ABOUT THIS TASK: Once you have read the data below, print all of it exactly.

DATA PROVIDED section start

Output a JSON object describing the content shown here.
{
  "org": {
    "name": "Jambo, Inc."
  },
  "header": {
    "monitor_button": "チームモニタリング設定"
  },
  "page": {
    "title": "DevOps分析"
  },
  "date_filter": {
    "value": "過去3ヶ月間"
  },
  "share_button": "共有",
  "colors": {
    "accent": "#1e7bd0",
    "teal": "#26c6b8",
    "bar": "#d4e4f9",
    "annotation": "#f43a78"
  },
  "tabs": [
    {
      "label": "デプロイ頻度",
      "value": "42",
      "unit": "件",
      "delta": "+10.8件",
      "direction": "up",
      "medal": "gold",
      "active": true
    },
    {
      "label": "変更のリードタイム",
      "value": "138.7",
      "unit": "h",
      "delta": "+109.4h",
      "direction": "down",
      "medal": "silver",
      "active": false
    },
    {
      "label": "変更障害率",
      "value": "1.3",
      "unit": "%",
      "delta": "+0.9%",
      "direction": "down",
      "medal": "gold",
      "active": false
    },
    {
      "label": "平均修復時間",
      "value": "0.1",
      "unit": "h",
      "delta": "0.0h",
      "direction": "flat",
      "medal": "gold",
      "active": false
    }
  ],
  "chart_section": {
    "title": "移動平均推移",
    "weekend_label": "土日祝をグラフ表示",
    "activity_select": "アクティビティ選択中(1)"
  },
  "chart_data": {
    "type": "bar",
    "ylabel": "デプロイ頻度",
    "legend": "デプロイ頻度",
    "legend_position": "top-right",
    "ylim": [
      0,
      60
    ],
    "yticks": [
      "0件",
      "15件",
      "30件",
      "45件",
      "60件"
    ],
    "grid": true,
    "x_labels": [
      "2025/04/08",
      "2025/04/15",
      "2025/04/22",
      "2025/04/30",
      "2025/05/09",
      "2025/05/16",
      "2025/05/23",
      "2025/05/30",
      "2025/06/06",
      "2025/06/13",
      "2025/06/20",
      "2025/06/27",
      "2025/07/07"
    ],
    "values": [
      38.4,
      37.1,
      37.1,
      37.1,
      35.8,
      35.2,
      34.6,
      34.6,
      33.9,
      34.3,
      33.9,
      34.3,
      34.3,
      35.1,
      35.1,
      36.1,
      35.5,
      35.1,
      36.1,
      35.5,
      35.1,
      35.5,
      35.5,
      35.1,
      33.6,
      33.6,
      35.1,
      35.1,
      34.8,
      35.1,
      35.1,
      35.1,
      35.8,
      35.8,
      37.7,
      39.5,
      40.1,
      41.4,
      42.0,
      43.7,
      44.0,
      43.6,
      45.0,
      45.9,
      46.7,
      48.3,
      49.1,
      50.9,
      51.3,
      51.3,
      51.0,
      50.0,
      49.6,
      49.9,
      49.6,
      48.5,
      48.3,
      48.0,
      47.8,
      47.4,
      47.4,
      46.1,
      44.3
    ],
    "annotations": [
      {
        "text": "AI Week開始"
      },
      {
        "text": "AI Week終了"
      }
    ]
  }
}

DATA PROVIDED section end

SOLUTION FOR THIS TASK:
Output a JSON object describing the content shown here.
{
  "org": {
    "name": "Jambo, Inc."
  },
  "header": {
    "monitor_button": "チームモニタリング設定"
  },
  "page": {
    "title": "DevOps分析"
  },
  "date_filter": {
    "value": "過去3ヶ月間"
  },
  "share_button": "共有",
  "colors": {
    "accent": "#1e7bd0",
    "teal": "#26c6b8",
    "bar": "#d4e4f9",
    "annotation": "#f43a78"
  },
  "tabs": [
    {
      "label": "デプロイ頻度",
      "value": "42",
      "unit": "件",
      "delta": "+10.8件",
      "direction": "up",
      "medal": "gold",
      "active": true
    },
    {
      "label": "変更のリードタイム",
      "value": "138.7",
      "unit": "h",
      "delta": "+109.4h",
      "direction": "down",
      "medal": "silver",
      "active": false
    },
    {
      "label": "変更障害率",
      "value": "1.3",
      "unit": "%",
      "delta": "+0.9%",
      "direction": "down",
      "medal": "gold",
      "active": false
    },
    {
      "label": "平均修復時間",
      "value": "0.1",
      "unit": "h",
      "delta": "0.0h",
      "direction": "flat",
      "medal": "gold",
      "active": false
    }
  ],
  "chart_section": {
    "title": "移動平均推移",
    "weekend_label": "土日祝をグラフ表示",
    "activity_select": "アクティビティ選択中(1)"
  },
  "chart_data": {
    "type": "bar",
    "ylabel": "デプロイ頻度",
    "legend": "デプロイ頻度",
    "legend_position": "top-right",
    "ylim": [
      0,
      60
    ],
    "yticks": [
      "0件",
      "15件",
      "30件",
      "45件",
      "60件"
    ],
    "grid": true,
    "x_labels": [
      "2025/04/08",
      "2025/04/15",
      "2025/04/22",
      "2025/04/30",
      "2025/05/09",
      "2025/05/16",
      "2025/05/23",
      "2025/05/30",
      "2025/06/06",
      "2025/06/13",
      "2025/06/20",
      "2025/06/27",
      "2025/07/07"
    ],
    "values": [
      38.4,
      37.1,
      37.1,
      37.1,
      35.8,
      35.2,
      34.6,
      34.6,
      33.9,
      34.3,
      33.9,
      34.3,
      34.3,
      35.1,
      35.1,
      36.1,
      35.5,
      35.1,
      36.1,
      35.5,
      35.1,
      35.5,
      35.5,
      35.1,
      33.6,
      33.6,
      35.1,
      35.1,
      34.8,
      35.1,
      35.1,
      35.1,
      35.8,
      35.8,
      37.7,
      39.5,
      40.1,
      41.4,
      42.0,
      43.7,
      44.0,
      43.6,
      45.0,
      45.9,
      46.7,
      48.3,
      49.1,
      50.9,
      51.3,
      51.3,
      51.0,
      50.0,
      49.6,
      49.9,
      49.6,
      48.5,
      48.3,
      48.0,
      47.8,
      47.4,
      47.4,
      46.1,
      44.3
    ],
    "annotations": [
      {
        "text": "AI Week開始"
      },
      {
        "text": "AI Week終了"
      }
    ]
  }
}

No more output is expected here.